An exact, complete copy of the lines below is the expected answer.

(DATA TO PROCESS Opens)

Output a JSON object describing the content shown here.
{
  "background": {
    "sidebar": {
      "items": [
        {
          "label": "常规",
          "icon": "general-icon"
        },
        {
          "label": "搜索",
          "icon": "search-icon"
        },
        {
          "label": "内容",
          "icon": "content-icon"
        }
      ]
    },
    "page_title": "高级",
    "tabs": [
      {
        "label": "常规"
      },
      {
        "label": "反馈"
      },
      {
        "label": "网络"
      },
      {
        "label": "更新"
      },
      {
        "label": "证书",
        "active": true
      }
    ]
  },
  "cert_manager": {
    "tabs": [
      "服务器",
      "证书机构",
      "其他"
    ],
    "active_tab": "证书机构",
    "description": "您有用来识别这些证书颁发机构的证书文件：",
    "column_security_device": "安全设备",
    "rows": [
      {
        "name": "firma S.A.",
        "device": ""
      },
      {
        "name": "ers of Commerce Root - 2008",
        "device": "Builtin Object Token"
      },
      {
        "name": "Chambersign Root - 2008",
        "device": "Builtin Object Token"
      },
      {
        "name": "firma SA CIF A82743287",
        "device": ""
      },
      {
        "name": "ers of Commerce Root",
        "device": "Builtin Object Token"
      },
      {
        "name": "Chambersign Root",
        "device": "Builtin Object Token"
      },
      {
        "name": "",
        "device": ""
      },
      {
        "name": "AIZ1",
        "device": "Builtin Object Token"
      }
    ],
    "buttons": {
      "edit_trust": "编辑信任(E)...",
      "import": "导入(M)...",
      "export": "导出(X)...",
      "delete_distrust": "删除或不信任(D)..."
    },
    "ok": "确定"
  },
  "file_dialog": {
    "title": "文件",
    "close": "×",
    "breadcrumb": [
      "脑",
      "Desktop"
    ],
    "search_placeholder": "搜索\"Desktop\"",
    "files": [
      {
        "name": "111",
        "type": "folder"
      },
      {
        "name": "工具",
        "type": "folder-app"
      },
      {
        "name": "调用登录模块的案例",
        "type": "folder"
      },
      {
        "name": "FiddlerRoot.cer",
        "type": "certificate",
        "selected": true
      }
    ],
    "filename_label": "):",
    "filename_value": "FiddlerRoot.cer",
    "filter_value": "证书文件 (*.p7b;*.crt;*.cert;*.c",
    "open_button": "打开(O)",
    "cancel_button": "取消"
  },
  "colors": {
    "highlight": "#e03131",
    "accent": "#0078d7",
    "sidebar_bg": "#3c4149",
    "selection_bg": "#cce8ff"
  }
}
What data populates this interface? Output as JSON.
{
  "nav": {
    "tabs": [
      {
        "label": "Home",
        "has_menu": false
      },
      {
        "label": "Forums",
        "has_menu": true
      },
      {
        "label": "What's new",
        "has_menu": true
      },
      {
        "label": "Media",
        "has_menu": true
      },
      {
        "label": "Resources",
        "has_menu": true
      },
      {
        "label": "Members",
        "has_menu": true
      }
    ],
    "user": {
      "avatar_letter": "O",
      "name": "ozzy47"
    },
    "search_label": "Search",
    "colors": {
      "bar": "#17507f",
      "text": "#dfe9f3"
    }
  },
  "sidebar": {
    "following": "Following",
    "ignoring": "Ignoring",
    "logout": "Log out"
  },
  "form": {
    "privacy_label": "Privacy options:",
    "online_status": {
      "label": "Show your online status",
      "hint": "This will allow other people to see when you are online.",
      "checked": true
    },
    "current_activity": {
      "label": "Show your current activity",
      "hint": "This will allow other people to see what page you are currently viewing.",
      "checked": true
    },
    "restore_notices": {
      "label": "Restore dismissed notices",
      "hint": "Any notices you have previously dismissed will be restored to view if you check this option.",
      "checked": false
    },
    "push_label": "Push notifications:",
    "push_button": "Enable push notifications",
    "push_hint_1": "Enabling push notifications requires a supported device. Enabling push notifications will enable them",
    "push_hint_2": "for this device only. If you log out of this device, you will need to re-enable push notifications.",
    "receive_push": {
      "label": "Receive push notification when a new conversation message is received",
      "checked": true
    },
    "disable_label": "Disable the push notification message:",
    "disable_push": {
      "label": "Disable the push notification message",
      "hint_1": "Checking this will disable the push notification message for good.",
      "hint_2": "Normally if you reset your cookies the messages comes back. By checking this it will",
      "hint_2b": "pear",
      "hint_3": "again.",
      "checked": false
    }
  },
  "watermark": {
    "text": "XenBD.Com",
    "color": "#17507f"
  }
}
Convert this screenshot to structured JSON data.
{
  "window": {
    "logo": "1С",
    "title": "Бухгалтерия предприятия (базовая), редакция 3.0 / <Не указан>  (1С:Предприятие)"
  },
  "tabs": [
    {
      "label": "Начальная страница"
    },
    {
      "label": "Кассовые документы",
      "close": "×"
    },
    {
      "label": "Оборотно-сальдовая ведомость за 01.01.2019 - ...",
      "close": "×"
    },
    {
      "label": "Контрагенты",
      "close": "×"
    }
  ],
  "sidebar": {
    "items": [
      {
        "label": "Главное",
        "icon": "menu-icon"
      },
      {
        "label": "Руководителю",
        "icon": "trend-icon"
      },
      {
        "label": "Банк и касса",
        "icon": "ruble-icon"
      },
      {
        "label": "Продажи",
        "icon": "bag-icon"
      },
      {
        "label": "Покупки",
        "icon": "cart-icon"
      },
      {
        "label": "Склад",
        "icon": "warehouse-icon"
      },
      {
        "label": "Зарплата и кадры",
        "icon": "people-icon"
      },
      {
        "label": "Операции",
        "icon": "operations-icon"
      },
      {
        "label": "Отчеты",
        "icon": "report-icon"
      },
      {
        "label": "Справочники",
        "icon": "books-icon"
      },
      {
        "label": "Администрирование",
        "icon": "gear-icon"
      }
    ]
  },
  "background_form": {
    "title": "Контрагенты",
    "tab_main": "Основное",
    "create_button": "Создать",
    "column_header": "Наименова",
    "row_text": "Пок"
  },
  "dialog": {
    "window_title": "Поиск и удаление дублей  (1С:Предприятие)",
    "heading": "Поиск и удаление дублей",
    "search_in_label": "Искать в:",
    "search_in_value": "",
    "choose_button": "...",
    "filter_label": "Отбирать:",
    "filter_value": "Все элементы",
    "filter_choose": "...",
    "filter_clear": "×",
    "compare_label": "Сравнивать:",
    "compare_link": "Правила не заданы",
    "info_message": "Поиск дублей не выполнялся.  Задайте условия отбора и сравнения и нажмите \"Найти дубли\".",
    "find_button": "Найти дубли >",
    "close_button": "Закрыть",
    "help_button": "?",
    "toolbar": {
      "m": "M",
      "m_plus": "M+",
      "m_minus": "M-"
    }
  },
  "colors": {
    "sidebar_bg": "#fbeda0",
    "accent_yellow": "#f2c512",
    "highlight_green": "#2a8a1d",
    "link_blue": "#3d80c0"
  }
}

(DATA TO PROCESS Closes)

- ANSWER TO THE PROBLEM:
Output a JSON object describing the content shown here.
{
  "background": {
    "sidebar": {
      "items": [
        {
          "label": "常规",
          "icon": "general-icon"
        },
        {
          "label": "搜索",
          "icon": "search-icon"
        },
        {
          "label": "内容",
          "icon": "content-icon"
        }
      ]
    },
    "page_title": "高级",
    "tabs": [
      {
        "label": "常规"
      },
      {
        "label": "反馈"
      },
      {
        "label": "网络"
      },
      {
        "label": "更新"
      },
      {
        "label": "证书",
        "active": true
      }
    ]
  },
  "cert_manager": {
    "tabs": [
      "服务器",
      "证书机构",
      "其他"
    ],
    "active_tab": "证书机构",
    "description": "您有用来识别这些证书颁发机构的证书文件：",
    "column_security_device": "安全设备",
    "rows": [
      {
        "name": "firma S.A.",
        "device": ""
      },
      {
        "name": "ers of Commerce Root - 2008",
        "device": "Builtin Object Token"
      },
      {
        "name": "Chambersign Root - 2008",
        "device": "Builtin Object Token"
      },
      {
        "name": "firma SA CIF A82743287",
        "device": ""
      },
      {
        "name": "ers of Commerce Root",
        "device": "Builtin Object Token"
      },
      {
        "name": "Chambersign Root",
        "device": "Builtin Object Token"
      },
      {
        "name": "",
        "device": ""
      },
      {
        "name": "AIZ1",
        "device": "Builtin Object Token"
      }
    ],
    "buttons": {
      "edit_trust": "编辑信任(E)...",
      "import": "导入(M)...",
      "export": "导出(X)...",
      "delete_distrust": "删除或不信任(D)..."
    },
    "ok": "确定"
  },
  "file_dialog": {
    "title": "文件",
    "close": "×",
    "breadcrumb": [
      "脑",
      "Desktop"
    ],
    "search_placeholder": "搜索\"Desktop\"",
    "files": [
      {
        "name": "111",
        "type": "folder"
      },
      {
        "name": "工具",
        "type": "folder-app"
      },
      {
        "name": "调用登录模块的案例",
        "type": "folder"
      },
      {
        "name": "FiddlerRoot.cer",
        "type": "certificate",
        "selected": true
      }
    ],
    "filename_label": "):",
    "filename_value": "FiddlerRoot.cer",
    "filter_value": "证书文件 (*.p7b;*.crt;*.cert;*.c",
    "open_button": "打开(O)",
    "cancel_button": "取消"
  },
  "colors": {
    "highlight": "#e03131",
    "accent": "#0078d7",
    "sidebar_bg": "#3c4149",
    "selection_bg": "#cce8ff"
  }
}
What data populates this interface? Output as JSON.
{
  "nav": {
    "tabs": [
      {
        "label": "Home",
        "has_menu": false
      },
      {
        "label": "Forums",
        "has_menu": true
      },
      {
        "label": "What's new",
        "has_menu": true
      },
      {
        "label": "Media",
        "has_menu": true
      },
      {
        "label": "Resources",
        "has_menu": true
      },
      {
        "label": "Members",
        "has_menu": true
      }
    ],
    "user": {
      "avatar_letter": "O",
      "name": "ozzy47"
    },
    "search_label": "Search",
    "colors": {
      "bar": "#17507f",
      "text": "#dfe9f3"
    }
  },
  "sidebar": {
    "following": "Following",
    "ignoring": "Ignoring",
    "logout": "Log out"
  },
  "form": {
    "privacy_label": "Privacy options:",
    "online_status": {
      "label": "Show your online status",
      "hint": "This will allow other people to see when you are online.",
      "checked": true
    },
    "current_activity": {
      "label": "Show your current activity",
      "hint": "This will allow other people to see what page you are currently viewing.",
      "checked": true
    },
    "restore_notices": {
      "label": "Restore dismissed notices",
      "hint": "Any notices you have previously dismissed will be restored to view if you check this option.",
      "checked": false
    },
    "push_label": "Push notifications:",
    "push_button": "Enable push notifications",
    "push_hint_1": "Enabling push notifications requires a supported device. Enabling push notifications will enable them",
    "push_hint_2": "for this device only. If you log out of this device, you will need to re-enable push notifications.",
    "receive_push": {
      "label": "Receive push notification when a new conversation message is received",
      "checked": true
    },
    "disable_label": "Disable the push notification message:",
    "disable_push": {
      "label": "Disable the push notification message",
      "hint_1": "Checking this will disable the push notification message for good.",
      "hint_2": "Normally if you reset your cookies the messages comes back. By checking this it will",
      "hint_2b": "pear",
      "hint_3": "again.",
      "checked": false
    }
  },
  "watermark": {
    "text": "XenBD.Com",
    "color": "#17507f"
  }
}
Convert this screenshot to structured JSON data.
{
  "window": {
    "logo": "1С",
    "title": "Бухгалтерия предприятия (базовая), редакция 3.0 / <Не указан>  (1С:Предприятие)"
  },
  "tabs": [
    {
      "label": "Начальная страница"
    },
    {
      "label": "Кассовые документы",
      "close": "×"
    },
    {
      "label": "Оборотно-сальдовая ведомость за 01.01.2019 - ...",
      "close": "×"
    },
    {
      "label": "Контрагенты",
      "close": "×"
    }
  ],
  "sidebar": {
    "items": [
      {
        "label": "Главное",
        "icon": "menu-icon"
      },
      {
        "label": "Руководителю",
        "icon": "trend-icon"
      },
      {
        "label": "Банк и касса",
        "icon": "ruble-icon"
      },
      {
        "label": "Продажи",
        "icon": "bag-icon"
      },
      {
        "label": "Покупки",
        "icon": "cart-icon"
      },
      {
        "label": "Склад",
        "icon": "warehouse-icon"
      },
      {
        "label": "Зарплата и кадры",
        "icon": "people-icon"
      },
      {
        "label": "Операции",
        "icon": "operations-icon"
      },
      {
        "label": "Отчеты",
        "icon": "report-icon"
      },
      {
        "label": "Справочники",
        "icon": "books-icon"
      },
      {
        "label": "Администрирование",
        "icon": "gear-icon"
      }
    ]
  },
  "background_form": {
    "title": "Контрагенты",
    "tab_main": "Основное",
    "create_button": "Создать",
    "column_header": "Наименова",
    "row_text": "Пок"
  },
  "dialog": {
    "window_title": "Поиск и удаление дублей  (1С:Предприятие)",
    "heading": "Поиск и удаление дублей",
    "search_in_label": "Искать в:",
    "search_in_value": "",
    "choose_button": "...",
    "filter_label": "Отбирать:",
    "filter_value": "Все элементы",
    "filter_choose": "...",
    "filter_clear": "×",
    "compare_label": "Сравнивать:",
    "compare_link": "Правила не заданы",
    "info_message": "Поиск дублей не выполнялся.  Задайте условия отбора и сравнения и нажмите \"Найти дубли\".",
    "find_button": "Найти дубли >",
    "close_button": "Закрыть",
    "help_button": "?",
    "toolbar": {
      "m": "M",
      "m_plus": "M+",
      "m_minus": "M-"
    }
  },
  "colors": {
    "sidebar_bg": "#fbeda0",
    "accent_yellow": "#f2c512",
    "highlight_green": "#2a8a1d",
    "link_blue": "#3d80c0"
  }
}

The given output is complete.